Task description →
Return every record exactly. Omit nothing.

····················

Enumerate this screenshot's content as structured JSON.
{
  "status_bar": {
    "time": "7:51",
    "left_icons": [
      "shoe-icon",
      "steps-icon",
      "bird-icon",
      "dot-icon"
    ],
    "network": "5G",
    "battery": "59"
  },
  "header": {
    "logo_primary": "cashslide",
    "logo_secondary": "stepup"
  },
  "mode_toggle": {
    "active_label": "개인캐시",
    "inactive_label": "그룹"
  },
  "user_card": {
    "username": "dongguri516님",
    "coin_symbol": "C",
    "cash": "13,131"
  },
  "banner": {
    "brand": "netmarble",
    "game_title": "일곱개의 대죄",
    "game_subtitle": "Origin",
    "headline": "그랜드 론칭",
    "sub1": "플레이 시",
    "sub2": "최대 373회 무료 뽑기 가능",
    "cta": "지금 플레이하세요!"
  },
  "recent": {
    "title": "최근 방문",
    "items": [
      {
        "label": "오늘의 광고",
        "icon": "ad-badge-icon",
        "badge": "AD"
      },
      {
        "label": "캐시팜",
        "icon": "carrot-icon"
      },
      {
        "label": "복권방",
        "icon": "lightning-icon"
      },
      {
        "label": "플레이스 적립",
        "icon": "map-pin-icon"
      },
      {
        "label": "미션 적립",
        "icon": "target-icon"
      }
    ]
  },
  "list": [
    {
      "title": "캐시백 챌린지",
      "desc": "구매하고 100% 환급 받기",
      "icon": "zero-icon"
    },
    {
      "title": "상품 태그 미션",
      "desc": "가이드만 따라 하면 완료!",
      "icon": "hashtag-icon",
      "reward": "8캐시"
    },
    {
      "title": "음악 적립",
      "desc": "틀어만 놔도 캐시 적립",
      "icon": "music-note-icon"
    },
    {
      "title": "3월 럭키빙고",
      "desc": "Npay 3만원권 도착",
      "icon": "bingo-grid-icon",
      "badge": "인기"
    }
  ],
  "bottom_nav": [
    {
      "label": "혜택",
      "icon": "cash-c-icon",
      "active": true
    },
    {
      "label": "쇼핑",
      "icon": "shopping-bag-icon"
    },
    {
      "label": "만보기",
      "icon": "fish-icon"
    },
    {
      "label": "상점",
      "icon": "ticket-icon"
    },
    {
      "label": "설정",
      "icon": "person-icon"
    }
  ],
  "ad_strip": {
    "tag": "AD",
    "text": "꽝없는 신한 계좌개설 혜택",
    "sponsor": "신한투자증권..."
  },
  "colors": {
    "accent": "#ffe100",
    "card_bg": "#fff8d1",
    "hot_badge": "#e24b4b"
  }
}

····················

Solution to the exercise →
Enumerate this screenshot's content as structured JSON.
{
  "status_bar": {
    "time": "7:51",
    "left_icons": [
      "shoe-icon",
      "steps-icon",
      "bird-icon",
      "dot-icon"
    ],
    "network": "5G",
    "battery": "59"
  },
  "header": {
    "logo_primary": "cashslide",
    "logo_secondary": "stepup"
  },
  "mode_toggle": {
    "active_label": "개인캐시",
    "inactive_label": "그룹"
  },
  "user_card": {
    "username": "dongguri516님",
    "coin_symbol": "C",
    "cash": "13,131"
  },
  "banner": {
    "brand": "netmarble",
    "game_title": "일곱개의 대죄",
    "game_subtitle": "Origin",
    "headline": "그랜드 론칭",
    "sub1": "플레이 시",
    "sub2": "최대 373회 무료 뽑기 가능",
    "cta": "지금 플레이하세요!"
  },
  "recent": {
    "title": "최근 방문",
    "items": [
      {
        "label": "오늘의 광고",
        "icon": "ad-badge-icon",
        "badge": "AD"
      },
      {
        "label": "캐시팜",
        "icon": "carrot-icon"
      },
      {
        "label": "복권방",
        "icon": "lightning-icon"
      },
      {
        "label": "플레이스 적립",
        "icon": "map-pin-icon"
      },
      {
        "label": "미션 적립",
        "icon": "target-icon"
      }
    ]
  },
  "list": [
    {
      "title": "캐시백 챌린지",
      "desc": "구매하고 100% 환급 받기",
      "icon": "zero-icon"
    },
    {
      "title": "상품 태그 미션",
      "desc": "가이드만 따라 하면 완료!",
      "icon": "hashtag-icon",
      "reward": "8캐시"
    },
    {
      "title": "음악 적립",
      "desc": "틀어만 놔도 캐시 적립",
      "icon": "music-note-icon"
    },
    {
      "title": "3월 럭키빙고",
      "desc": "Npay 3만원권 도착",
      "icon": "bingo-grid-icon",
      "badge": "인기"
    }
  ],
  "bottom_nav": [
    {
      "label": "혜택",
      "icon": "cash-c-icon",
      "active": true
    },
    {
      "label": "쇼핑",
      "icon": "shopping-bag-icon"
    },
    {
      "label": "만보기",
      "icon": "fish-icon"
    },
    {
      "label": "상점",
      "icon": "ticket-icon"
    },
    {
      "label": "설정",
      "icon": "person-icon"
    }
  ],
  "ad_strip": {
    "tag": "AD",
    "text": "꽝없는 신한 계좌개설 혜택",
    "sponsor": "신한투자증권..."
  },
  "colors": {
    "accent": "#ffe100",
    "card_bg": "#fff8d1",
    "hot_badge": "#e24b4b"
  }
}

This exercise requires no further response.